By Mark Morellini
Patricia Ward Kelly, the wife of the late Gene Kelly, brings her Gene Kelly: The Legacy show to Sydney and readers have the opportunity to read the complete interview in which Patricia speaks about the show and candidly shares some aspects of her life with the iconic silver screen legend.
1). WHAT CAN AUDIENCES EXPECT FROM YOUR REMARKABLE SHOW??
It is interesting that you ask this since people generally do not know what to expect. Most husbands and wives don’t record their spouses every day, so what I present is a very intimate portrait of Gene as a man and as a creative artist. There is no model for my show, so I often say that I take people on a little journey into Gene’s heart and mind, using the stories he shared with me along with brilliant film clips on a big screen. Gene wanted to be known more for being behind the camera as a director and choreographer, so I share these dimensions of his work. He also sang to me at night as a way of revealing very personal parts of his life and I share some of these songs. Gene was a multi-faceted person—a real Renaissance man—and I want audiences to come away with an understanding of these many dimensions. I greet people after the show and one comment I hear quite often is, “I loved him before, but I love him even more now.”

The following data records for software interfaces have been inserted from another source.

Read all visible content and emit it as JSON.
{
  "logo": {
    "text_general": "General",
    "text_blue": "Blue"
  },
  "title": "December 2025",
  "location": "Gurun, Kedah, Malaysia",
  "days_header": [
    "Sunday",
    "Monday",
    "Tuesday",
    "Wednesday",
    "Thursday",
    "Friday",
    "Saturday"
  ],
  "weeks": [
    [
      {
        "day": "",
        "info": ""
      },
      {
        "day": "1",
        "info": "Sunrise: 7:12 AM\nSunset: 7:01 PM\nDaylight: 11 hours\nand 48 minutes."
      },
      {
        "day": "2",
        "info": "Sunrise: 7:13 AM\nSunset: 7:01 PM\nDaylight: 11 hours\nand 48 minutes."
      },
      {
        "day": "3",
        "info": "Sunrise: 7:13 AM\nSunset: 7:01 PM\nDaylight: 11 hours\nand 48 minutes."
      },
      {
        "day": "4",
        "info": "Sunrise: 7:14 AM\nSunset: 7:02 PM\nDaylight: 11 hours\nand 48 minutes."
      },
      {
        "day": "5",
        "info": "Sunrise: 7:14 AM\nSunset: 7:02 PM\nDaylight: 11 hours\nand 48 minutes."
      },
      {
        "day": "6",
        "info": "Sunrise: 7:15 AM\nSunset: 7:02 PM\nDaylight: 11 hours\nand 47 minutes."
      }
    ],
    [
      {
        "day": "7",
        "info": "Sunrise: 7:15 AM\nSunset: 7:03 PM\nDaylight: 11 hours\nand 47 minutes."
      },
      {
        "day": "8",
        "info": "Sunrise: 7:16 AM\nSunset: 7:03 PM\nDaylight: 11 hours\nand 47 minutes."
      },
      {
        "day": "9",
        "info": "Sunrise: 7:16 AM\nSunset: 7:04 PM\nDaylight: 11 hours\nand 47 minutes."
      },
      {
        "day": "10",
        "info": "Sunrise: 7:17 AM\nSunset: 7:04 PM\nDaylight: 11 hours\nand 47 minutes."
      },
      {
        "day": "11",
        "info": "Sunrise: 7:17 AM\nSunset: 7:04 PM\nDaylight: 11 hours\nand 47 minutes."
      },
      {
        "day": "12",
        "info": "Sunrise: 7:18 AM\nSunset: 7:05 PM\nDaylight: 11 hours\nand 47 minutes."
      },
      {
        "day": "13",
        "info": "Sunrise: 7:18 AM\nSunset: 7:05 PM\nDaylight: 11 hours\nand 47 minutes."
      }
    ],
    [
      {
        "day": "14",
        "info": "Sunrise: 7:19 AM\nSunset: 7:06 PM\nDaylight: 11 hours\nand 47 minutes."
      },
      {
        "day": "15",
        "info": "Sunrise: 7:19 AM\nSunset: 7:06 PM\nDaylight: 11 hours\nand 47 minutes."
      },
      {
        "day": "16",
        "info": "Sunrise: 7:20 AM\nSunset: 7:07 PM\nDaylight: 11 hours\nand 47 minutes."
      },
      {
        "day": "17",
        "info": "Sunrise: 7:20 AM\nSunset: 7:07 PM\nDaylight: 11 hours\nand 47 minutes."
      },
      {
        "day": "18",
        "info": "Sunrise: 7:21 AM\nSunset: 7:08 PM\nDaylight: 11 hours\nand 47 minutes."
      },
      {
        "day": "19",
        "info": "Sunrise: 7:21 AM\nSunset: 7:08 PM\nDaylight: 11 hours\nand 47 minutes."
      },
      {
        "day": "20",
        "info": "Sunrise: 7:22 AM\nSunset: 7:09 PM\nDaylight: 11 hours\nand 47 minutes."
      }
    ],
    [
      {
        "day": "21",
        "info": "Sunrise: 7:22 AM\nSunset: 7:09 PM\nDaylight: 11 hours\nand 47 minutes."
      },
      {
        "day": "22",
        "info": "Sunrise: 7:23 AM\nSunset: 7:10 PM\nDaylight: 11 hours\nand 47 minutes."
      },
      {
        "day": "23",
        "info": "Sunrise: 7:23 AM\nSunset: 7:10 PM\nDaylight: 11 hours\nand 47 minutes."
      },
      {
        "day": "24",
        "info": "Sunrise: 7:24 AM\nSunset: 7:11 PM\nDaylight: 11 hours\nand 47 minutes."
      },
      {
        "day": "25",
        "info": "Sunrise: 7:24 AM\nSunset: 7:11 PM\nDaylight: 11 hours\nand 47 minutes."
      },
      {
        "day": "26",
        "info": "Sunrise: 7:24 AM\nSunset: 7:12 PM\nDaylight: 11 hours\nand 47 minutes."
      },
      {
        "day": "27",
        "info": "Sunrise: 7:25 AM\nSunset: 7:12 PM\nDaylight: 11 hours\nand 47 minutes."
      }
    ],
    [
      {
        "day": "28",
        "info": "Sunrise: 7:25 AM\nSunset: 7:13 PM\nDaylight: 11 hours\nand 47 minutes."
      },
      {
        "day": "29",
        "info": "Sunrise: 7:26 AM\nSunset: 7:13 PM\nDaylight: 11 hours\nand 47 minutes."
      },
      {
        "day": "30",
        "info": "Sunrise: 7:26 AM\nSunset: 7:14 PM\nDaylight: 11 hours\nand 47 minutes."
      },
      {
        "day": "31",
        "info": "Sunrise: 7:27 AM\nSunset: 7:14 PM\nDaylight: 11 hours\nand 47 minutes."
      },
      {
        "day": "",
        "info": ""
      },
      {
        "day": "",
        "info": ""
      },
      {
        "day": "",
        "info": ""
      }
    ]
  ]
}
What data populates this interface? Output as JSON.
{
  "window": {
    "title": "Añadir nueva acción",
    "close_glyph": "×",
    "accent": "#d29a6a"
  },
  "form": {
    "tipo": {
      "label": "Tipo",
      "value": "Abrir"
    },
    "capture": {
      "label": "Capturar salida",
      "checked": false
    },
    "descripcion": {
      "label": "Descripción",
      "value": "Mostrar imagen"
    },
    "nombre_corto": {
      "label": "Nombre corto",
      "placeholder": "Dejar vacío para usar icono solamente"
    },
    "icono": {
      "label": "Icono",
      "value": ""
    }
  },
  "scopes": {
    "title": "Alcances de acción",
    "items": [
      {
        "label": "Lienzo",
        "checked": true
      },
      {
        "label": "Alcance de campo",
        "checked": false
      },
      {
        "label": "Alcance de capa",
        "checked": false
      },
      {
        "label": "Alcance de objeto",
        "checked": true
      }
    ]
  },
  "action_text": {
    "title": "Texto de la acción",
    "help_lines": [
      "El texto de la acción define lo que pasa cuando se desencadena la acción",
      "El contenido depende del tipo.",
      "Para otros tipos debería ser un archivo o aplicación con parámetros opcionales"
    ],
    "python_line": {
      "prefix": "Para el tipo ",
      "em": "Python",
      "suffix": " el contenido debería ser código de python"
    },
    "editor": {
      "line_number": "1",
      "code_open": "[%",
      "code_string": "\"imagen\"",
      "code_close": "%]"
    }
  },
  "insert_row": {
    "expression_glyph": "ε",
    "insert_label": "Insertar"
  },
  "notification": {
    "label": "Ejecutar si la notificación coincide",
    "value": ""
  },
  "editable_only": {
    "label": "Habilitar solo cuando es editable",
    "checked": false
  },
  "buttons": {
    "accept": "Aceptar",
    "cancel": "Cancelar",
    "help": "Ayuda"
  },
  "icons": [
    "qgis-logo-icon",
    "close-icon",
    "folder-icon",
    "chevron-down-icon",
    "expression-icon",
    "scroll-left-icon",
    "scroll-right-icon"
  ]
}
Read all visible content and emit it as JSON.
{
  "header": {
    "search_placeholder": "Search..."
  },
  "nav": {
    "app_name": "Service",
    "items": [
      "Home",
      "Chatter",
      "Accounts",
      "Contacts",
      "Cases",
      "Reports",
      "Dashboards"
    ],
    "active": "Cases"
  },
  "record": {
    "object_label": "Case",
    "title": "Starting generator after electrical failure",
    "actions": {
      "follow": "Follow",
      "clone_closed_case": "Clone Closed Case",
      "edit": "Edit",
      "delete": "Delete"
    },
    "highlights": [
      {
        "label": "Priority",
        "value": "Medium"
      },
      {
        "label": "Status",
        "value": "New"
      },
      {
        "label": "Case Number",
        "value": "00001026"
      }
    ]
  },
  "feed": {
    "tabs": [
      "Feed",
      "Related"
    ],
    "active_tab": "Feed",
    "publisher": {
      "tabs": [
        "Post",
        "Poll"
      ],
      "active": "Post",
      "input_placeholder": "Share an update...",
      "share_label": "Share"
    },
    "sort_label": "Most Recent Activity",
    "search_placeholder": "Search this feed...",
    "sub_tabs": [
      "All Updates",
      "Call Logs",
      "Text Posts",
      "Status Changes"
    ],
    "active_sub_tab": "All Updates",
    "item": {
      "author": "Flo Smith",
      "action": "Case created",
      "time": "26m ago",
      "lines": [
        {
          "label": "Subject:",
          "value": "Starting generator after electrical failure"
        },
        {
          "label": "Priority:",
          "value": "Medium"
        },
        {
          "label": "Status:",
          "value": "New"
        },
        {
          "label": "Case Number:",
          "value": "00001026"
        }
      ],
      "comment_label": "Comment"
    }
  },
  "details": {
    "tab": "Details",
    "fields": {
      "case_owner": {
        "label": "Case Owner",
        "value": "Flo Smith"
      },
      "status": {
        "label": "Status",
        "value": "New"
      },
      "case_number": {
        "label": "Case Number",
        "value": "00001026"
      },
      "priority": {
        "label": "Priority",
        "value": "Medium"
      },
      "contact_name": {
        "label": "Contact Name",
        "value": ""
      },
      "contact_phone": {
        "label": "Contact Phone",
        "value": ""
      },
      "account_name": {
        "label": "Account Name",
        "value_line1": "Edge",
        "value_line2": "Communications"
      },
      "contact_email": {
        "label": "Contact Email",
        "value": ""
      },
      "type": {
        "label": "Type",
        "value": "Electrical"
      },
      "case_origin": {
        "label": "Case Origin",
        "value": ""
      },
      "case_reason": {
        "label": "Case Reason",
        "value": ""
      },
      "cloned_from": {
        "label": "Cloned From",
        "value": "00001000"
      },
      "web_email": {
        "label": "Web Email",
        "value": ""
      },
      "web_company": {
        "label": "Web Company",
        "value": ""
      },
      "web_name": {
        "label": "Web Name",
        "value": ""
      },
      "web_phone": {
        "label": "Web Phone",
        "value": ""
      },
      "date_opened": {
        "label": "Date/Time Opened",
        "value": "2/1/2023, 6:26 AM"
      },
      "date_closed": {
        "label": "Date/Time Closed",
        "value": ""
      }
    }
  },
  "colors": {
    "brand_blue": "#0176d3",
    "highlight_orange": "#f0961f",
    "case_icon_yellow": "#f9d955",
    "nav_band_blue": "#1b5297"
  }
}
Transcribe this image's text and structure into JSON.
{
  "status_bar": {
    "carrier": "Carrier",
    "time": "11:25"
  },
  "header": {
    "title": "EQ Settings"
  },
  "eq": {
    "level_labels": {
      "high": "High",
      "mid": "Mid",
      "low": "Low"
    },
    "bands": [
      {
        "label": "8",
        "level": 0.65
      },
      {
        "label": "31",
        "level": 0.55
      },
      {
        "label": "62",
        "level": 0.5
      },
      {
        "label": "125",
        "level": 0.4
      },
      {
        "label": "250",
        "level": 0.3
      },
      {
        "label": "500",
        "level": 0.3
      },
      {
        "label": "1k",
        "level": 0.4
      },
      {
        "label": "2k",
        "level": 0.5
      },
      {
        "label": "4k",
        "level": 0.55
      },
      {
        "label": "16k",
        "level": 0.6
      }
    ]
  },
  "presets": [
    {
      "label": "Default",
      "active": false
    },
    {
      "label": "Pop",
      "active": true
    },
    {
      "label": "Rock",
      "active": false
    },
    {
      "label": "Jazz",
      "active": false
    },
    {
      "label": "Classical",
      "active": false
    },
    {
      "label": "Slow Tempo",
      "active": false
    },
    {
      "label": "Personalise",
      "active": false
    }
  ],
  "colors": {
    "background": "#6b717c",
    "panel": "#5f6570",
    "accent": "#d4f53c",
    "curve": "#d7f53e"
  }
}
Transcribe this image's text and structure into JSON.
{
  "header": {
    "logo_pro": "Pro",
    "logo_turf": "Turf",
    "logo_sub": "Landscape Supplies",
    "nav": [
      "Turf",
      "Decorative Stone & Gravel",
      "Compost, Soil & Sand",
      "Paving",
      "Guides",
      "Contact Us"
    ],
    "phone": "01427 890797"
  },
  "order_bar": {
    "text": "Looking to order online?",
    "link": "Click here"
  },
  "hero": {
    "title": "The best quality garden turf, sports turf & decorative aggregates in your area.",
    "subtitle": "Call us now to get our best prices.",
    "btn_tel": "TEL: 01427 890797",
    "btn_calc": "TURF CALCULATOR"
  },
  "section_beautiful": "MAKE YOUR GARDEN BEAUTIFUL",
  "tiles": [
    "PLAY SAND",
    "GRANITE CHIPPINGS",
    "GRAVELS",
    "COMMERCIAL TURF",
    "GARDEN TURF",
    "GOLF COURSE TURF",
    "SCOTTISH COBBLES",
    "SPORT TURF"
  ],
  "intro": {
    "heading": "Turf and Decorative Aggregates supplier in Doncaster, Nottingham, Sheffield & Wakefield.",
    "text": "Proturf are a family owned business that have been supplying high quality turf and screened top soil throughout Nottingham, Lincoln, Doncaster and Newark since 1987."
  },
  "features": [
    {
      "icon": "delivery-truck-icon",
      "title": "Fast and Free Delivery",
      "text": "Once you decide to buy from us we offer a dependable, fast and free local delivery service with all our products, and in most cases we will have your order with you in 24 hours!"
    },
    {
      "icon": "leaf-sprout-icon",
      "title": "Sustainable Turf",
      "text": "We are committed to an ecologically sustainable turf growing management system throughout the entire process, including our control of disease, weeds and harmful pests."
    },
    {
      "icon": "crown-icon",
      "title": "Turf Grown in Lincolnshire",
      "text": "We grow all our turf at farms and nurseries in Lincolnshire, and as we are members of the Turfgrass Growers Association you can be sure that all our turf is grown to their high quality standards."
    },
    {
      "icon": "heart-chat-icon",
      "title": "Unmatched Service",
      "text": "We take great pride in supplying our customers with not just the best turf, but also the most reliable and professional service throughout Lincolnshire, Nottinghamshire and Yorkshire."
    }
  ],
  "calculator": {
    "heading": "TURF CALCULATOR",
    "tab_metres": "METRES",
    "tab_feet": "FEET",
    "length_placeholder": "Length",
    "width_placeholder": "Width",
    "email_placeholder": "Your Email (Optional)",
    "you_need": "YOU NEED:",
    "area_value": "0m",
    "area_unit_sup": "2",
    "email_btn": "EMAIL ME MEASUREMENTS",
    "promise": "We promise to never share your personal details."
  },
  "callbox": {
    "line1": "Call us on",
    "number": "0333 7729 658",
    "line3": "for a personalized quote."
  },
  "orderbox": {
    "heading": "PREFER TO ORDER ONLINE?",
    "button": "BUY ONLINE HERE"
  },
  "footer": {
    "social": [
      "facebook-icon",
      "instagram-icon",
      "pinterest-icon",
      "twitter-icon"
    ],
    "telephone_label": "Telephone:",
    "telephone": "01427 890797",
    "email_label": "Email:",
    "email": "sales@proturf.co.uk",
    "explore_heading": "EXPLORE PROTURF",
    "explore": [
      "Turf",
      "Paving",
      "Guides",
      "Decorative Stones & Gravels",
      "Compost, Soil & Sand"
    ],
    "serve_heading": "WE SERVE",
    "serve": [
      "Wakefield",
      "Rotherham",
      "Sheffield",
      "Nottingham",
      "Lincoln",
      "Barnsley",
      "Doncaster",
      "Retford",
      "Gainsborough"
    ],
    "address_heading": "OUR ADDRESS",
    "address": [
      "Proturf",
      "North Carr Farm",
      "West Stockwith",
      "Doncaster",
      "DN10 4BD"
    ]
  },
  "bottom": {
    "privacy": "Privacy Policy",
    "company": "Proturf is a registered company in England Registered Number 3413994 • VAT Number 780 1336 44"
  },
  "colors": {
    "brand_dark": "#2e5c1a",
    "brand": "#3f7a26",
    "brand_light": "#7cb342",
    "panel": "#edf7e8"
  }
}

2). BRIEFLY, HOW DID YOU AND GENE KELLY MEET?
I was a writer on a television special about the Smithsonian Museum in Washington, D.C. in December 1985 and Gene was the host/narrator. The grand irony is that I did not know who Gene Kelly was when I first met him.
3). DID YOU EVER IMAGINE UPON MEETING GENE KELLY THAT ONE DAY YOU’D BE HIS WIFE?
Absolutely not. I never dreamed that I would move to Beverly Hills and marry a legend. It simply was not on my radar. I did not grow up at the movies as many people do. But in hindsight, not knowing Gene was famous and not being in love with his screen persona proved to beneficial.
4). WHAT WAS GENE KELLY LIKE AWAY FROM THE LIMELIGHT?
He was a very cerebral man whose mind was constantly in motion. He was a voracious reader and loved to sit on the couch and read next to me. He also loved listening to music when we sat in front of the fireplace at night, especially to his friends Frank Sinatra and Nat King Cole.
5). DID GENE KELLY HAVE A PARTICULAR ‘BEHIND THE SCENES’ FOND MEMORY FROM ONE OF HIS MOVIES WHICH HE REMINISCED ABOUT?
Gene told me that after they finished shooting An American In Paris he and Arthur Freed got the MGM projection room in Paris and invited the painter Raoul Dufy to see the film. (Dufy’s work is represented in the fountain segment of the American In Paris ballet.) Gene was worried that Dufy would not like the way that the filmmakers had incorporated impressions of Dufy’s paintings in the ballet sequence. But when they turned up the lights at the end of the film, Dufy was weeping with joy and asked them to run it again.
6). WHY WAS GENE KELLY THE STANDOUT PERFORMER OF HIS ERA?
I think there are a few standout performers of that era; Frank Sinatra, Judy Garland; Fred Astaire come to mind. I always say they were like comets that fly by once in a lifetime. Gene was unusual because he was not only a triple threat; he was a septuple threat as an actor, dancer, director, choreographer, writer, singer, producer. Plus, he had that ineluctable quality that draws people in and cannot really be imitated.
7). I REMEMBER GROWING UP WATCHING GENE KELLY MOVIES ON TELEVISION. THAT ICONIC SCENE WHERE HE’S SINGING IN THE RAIN WAS EMBEDDED IN MY MIND FROM AN EARLY AGE – WHY DO YOU THINK MILLIONS OF PEOPLE AROUND THE WORLD TO THIS VERY DAY HAVE A SPECIAL PLACE IN THEIR HEART FOR GENE KELLY AND HIS FILMS?
Although Gene was a very private man in person, he seems accessible on-screen. People of all ages relate to Gene splashing in the puddles and swinging off of the lamppost. They imitate the movement and feel that the dancing is natural and something that they could do (even though Gene said it was very difficult to make it appear so easy!). Gene always said that the purpose of his work was to bring joy and that translates all around the world and for every generation.
8). WHAT AUDIENCE WOULD GENE KELLY THE LEGACY SHOW APPEAL TO?
I always say there is no demographic for my show; it appeals to people five years old to 95 and every age in between. And men and women are equally drawn to Gene and his movies. Obviously, the show appeals to dancers, actors, performers in musical theatre, and others who idolise Gene, but the experience also appeals to people with no real knowledge of Gene’s work. It explores many subjects, including romance, loss, grief, innovation, the pursuit of excellence, and basic human integrity. For me, one testament to the show is the fact that many people make an effort to see it more than once and some, including several young boys who have become friends, come again and again.
Feb 12. State Theatre, 49 Market Street. $59-$109+b.f. Tickets & Info: www.statetheatre.com.au